==== Source records ====

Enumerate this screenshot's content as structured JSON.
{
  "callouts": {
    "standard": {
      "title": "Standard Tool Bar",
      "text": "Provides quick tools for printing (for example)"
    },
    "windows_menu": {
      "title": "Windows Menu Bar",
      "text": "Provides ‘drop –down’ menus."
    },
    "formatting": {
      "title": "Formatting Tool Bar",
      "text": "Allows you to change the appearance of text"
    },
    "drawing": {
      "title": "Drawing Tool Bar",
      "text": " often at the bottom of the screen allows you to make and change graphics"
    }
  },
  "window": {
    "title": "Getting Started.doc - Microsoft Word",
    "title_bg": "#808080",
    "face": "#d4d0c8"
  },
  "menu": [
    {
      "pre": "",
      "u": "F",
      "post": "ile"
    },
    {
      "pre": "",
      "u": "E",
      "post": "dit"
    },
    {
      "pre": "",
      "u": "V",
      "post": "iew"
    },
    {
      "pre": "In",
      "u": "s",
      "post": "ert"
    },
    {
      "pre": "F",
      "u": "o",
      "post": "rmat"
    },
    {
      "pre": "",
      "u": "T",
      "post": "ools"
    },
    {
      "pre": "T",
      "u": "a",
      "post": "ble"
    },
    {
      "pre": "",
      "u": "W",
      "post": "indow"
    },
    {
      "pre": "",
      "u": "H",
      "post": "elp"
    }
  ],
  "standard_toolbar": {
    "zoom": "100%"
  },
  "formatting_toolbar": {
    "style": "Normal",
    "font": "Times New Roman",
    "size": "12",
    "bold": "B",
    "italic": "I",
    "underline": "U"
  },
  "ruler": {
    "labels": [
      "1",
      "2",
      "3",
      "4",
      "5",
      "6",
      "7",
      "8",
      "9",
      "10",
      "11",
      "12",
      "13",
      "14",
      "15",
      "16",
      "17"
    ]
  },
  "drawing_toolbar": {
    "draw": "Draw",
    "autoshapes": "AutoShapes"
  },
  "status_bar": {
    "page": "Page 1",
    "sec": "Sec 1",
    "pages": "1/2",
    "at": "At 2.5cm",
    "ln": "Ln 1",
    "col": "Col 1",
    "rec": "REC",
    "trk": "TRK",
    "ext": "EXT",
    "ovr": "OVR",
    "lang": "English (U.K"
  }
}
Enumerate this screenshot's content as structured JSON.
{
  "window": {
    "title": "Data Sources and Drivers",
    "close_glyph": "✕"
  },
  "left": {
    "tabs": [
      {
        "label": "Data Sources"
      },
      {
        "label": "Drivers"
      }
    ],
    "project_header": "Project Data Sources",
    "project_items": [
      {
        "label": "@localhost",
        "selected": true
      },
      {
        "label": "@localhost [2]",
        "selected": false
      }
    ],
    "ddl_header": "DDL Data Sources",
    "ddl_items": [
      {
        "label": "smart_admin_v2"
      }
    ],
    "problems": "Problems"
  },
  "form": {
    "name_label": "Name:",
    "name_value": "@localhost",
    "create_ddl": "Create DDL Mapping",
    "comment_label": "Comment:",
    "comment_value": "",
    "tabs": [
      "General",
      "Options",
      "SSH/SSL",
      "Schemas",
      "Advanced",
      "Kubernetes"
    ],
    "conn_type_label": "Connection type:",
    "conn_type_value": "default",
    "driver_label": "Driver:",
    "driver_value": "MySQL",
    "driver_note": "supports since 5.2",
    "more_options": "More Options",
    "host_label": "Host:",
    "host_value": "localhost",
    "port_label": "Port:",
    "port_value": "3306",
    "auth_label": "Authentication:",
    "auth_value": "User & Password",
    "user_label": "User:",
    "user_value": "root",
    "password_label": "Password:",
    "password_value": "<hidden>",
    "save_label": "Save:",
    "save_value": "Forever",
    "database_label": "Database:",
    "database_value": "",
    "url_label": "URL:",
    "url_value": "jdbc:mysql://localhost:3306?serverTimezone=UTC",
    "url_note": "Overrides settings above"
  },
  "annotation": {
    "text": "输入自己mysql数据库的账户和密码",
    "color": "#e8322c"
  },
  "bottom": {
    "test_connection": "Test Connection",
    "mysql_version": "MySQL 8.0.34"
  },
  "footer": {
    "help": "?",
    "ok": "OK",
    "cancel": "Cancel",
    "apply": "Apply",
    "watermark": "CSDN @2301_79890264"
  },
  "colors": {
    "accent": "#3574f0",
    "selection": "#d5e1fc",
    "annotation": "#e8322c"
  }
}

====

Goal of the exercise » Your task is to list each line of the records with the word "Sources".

Result »
    "title": "Data Sources and Drivers",
        "label": "Data Sources"
    "project_header": "Project Data Sources",
    "ddl_header": "DDL Data Sources",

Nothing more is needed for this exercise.